:: RECORDED DATA

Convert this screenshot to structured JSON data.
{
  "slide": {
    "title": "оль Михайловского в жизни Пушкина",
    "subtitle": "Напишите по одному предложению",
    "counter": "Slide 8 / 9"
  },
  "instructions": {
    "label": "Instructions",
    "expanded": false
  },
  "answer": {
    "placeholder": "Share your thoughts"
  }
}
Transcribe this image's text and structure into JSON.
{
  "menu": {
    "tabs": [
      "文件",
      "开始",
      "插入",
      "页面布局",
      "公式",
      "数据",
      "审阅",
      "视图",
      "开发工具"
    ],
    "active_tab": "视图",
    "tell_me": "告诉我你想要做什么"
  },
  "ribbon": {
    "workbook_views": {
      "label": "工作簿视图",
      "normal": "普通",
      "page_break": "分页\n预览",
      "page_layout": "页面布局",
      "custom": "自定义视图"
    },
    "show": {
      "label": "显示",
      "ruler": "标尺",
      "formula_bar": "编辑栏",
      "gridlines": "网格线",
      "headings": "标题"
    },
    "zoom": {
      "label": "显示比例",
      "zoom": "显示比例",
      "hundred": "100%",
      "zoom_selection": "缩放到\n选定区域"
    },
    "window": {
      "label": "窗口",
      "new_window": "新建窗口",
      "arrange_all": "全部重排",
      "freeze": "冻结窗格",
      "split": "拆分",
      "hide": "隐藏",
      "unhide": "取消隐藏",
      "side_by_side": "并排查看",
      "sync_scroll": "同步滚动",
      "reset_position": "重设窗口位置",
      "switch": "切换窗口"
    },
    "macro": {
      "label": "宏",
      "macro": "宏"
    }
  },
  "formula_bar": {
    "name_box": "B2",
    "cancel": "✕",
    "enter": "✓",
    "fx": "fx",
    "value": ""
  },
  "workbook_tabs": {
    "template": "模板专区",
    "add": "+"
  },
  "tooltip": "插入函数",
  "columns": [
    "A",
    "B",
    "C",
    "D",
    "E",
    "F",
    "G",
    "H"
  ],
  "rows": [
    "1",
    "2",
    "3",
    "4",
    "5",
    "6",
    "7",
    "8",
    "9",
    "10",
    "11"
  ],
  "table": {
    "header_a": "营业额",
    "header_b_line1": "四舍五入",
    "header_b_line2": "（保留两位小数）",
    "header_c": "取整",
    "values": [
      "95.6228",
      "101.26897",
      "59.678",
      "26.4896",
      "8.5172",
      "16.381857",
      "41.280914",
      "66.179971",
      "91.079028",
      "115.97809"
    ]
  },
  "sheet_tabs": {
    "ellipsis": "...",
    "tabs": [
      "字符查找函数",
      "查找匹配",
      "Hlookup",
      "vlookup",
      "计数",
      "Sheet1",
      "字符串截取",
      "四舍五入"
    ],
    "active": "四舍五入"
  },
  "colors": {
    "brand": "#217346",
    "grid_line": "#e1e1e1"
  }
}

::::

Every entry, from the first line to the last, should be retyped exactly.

Convert this screenshot to structured JSON data.
{
  "slide": {
    "title": "оль Михайловского в жизни Пушкина",
    "subtitle": "Напишите по одному предложению",
    "counter": "Slide 8 / 9"
  },
  "instructions": {
    "label": "Instructions",
    "expanded": false
  },
  "answer": {
    "placeholder": "Share your thoughts"
  }
}
Transcribe this image's text and structure into JSON.
{
  "menu": {
    "tabs": [
      "文件",
      "开始",
      "插入",
      "页面布局",
      "公式",
      "数据",
      "审阅",
      "视图",
      "开发工具"
    ],
    "active_tab": "视图",
    "tell_me": "告诉我你想要做什么"
  },
  "ribbon": {
    "workbook_views": {
      "label": "工作簿视图",
      "normal": "普通",
      "page_break": "分页\n预览",
      "page_layout": "页面布局",
      "custom": "自定义视图"
    },
    "show": {
      "label": "显示",
      "ruler": "标尺",
      "formula_bar": "编辑栏",
      "gridlines": "网格线",
      "headings": "标题"
    },
    "zoom": {
      "label": "显示比例",
      "zoom": "显示比例",
      "hundred": "100%",
      "zoom_selection": "缩放到\n选定区域"
    },
    "window": {
      "label": "窗口",
      "new_window": "新建窗口",
      "arrange_all": "全部重排",
      "freeze": "冻结窗格",
      "split": "拆分",
      "hide": "隐藏",
      "unhide": "取消隐藏",
      "side_by_side": "并排查看",
      "sync_scroll": "同步滚动",
      "reset_position": "重设窗口位置",
      "switch": "切换窗口"
    },
    "macro": {
      "label": "宏",
      "macro": "宏"
    }
  },
  "formula_bar": {
    "name_box": "B2",
    "cancel": "✕",
    "enter": "✓",
    "fx": "fx",
    "value": ""
  },
  "workbook_tabs": {
    "template": "模板专区",
    "add": "+"
  },
  "tooltip": "插入函数",
  "columns": [
    "A",
    "B",
    "C",
    "D",
    "E",
    "F",
    "G",
    "H"
  ],
  "rows": [
    "1",
    "2",
    "3",
    "4",
    "5",
    "6",
    "7",
    "8",
    "9",
    "10",
    "11"
  ],
  "table": {
    "header_a": "营业额",
    "header_b_line1": "四舍五入",
    "header_b_line2": "（保留两位小数）",
    "header_c": "取整",
    "values": [
      "95.6228",
      "101.26897",
      "59.678",
      "26.4896",
      "8.5172",
      "16.381857",
      "41.280914",
      "66.179971",
      "91.079028",
      "115.97809"
    ]
  },
  "sheet_tabs": {
    "ellipsis": "...",
    "tabs": [
      "字符查找函数",
      "查找匹配",
      "Hlookup",
      "vlookup",
      "计数",
      "Sheet1",
      "字符串截取",
      "四舍五入"
    ],
    "active": "四舍五入"
  },
  "colors": {
    "brand": "#217346",
    "grid_line": "#e1e1e1"
  }
}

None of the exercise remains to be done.